◆ EXERCISE REQUIREMENTS ◆
Each line in the entries below that holds the word "JSON" belongs in the answer.

———

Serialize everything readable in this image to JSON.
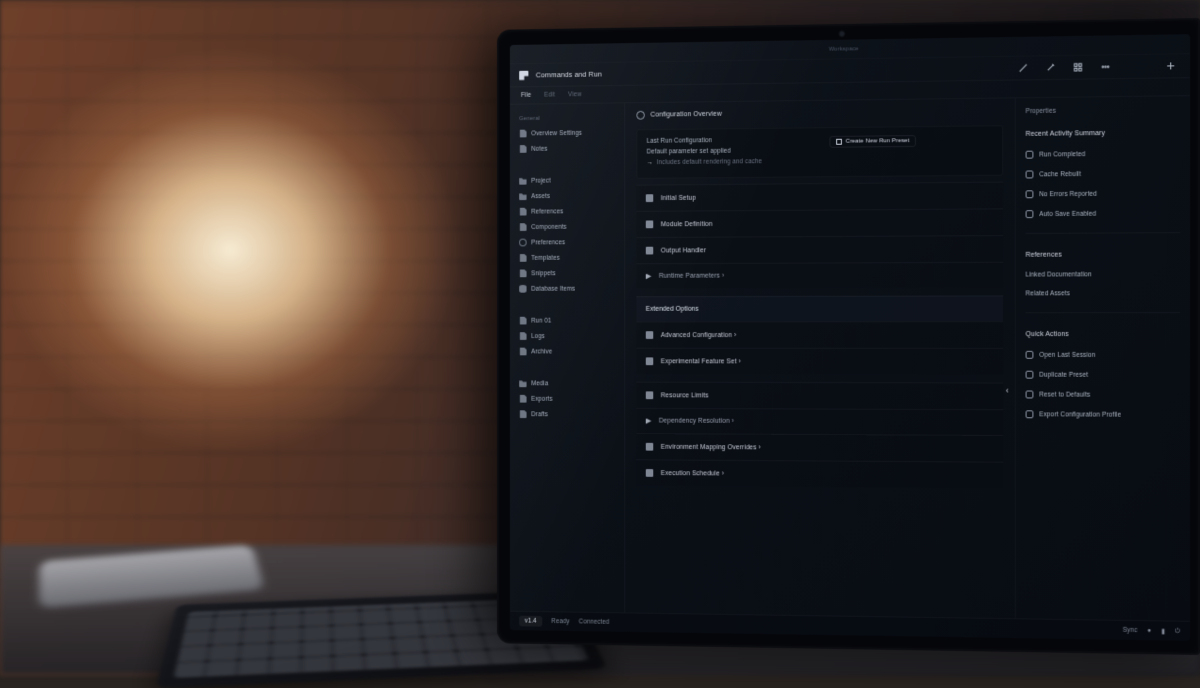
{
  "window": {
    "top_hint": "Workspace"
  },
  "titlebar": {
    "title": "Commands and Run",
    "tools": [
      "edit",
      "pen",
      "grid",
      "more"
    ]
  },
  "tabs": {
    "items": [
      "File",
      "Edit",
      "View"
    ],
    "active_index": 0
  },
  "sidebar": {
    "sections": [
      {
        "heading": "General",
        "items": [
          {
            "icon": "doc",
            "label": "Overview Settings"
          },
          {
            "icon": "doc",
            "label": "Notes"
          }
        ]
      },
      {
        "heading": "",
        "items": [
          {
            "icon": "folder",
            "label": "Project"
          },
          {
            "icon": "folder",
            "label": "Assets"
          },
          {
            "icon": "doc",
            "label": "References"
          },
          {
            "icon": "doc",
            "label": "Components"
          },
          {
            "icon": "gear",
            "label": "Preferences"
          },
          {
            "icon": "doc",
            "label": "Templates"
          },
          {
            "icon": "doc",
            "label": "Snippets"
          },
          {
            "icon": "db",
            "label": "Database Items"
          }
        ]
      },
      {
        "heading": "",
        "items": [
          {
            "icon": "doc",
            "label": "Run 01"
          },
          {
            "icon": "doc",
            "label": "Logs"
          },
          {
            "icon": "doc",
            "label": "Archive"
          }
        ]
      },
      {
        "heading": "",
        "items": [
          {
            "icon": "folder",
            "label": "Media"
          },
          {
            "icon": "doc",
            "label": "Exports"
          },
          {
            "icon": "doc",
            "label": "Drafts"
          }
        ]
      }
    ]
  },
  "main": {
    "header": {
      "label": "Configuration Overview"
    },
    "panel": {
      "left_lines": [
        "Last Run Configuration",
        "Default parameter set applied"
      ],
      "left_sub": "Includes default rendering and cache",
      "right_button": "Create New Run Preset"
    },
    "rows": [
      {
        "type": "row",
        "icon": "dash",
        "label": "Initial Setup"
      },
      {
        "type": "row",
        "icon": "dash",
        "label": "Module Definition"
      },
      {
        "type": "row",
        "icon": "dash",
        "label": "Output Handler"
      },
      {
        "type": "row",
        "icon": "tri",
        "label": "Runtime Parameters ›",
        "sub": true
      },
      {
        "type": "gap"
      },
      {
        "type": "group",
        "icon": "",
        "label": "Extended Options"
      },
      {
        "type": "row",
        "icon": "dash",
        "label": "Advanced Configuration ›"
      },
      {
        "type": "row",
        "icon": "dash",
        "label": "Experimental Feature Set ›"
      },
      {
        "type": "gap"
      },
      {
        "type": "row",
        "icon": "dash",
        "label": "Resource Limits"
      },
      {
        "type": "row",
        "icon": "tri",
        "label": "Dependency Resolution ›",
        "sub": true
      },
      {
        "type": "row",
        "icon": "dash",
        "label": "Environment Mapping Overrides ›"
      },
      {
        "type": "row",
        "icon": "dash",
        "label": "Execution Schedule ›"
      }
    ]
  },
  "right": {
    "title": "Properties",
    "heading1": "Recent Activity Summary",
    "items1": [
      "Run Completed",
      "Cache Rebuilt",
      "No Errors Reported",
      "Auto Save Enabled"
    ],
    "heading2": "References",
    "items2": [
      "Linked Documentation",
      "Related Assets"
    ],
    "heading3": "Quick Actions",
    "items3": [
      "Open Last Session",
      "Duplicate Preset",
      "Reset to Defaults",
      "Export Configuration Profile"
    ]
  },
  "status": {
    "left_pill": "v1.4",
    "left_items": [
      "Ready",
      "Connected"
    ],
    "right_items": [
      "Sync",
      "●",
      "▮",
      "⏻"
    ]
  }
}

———

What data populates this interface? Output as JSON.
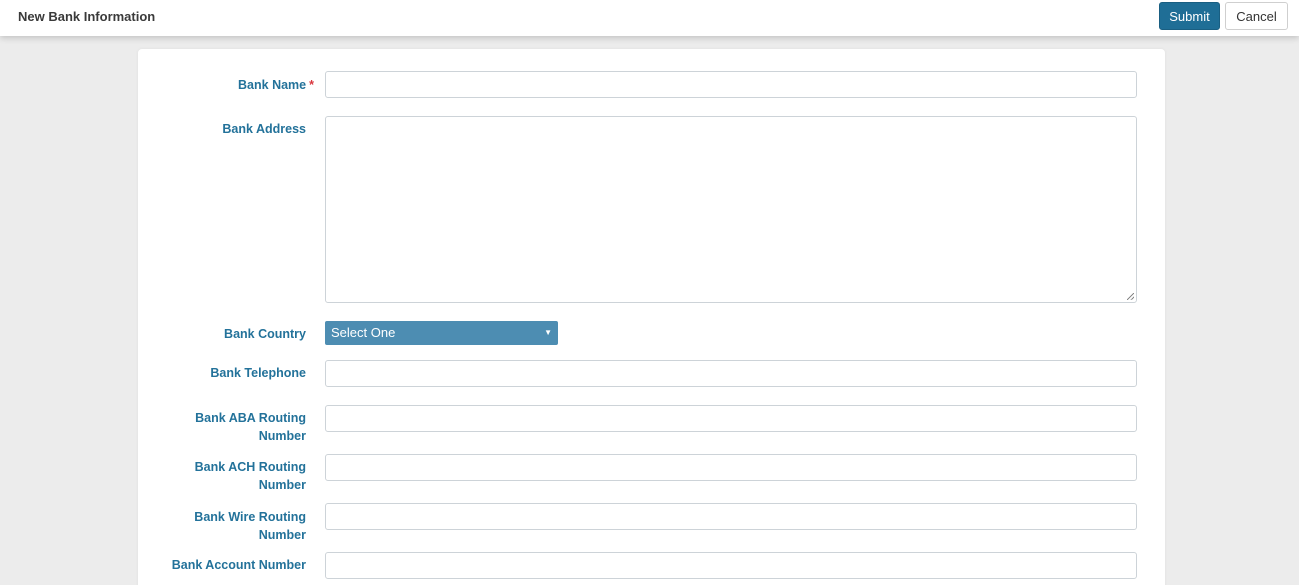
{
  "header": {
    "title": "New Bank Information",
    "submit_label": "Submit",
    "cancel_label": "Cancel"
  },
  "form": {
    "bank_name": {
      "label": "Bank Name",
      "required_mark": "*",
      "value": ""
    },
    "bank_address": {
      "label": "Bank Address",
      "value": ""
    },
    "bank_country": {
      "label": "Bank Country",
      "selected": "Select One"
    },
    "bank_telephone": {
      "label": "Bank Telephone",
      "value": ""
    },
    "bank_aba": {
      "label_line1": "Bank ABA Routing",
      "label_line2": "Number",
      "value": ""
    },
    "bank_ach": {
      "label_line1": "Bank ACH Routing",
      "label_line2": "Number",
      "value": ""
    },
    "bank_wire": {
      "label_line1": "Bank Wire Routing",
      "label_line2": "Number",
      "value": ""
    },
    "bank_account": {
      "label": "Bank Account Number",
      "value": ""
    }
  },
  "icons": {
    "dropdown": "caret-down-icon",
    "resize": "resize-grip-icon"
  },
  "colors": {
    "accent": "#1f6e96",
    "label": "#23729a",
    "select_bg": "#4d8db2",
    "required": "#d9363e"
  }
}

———

◆ TASK SOLUTION ◆
Serialize everything readable in this image to JSON.
What data populates this interface? Output as JSON.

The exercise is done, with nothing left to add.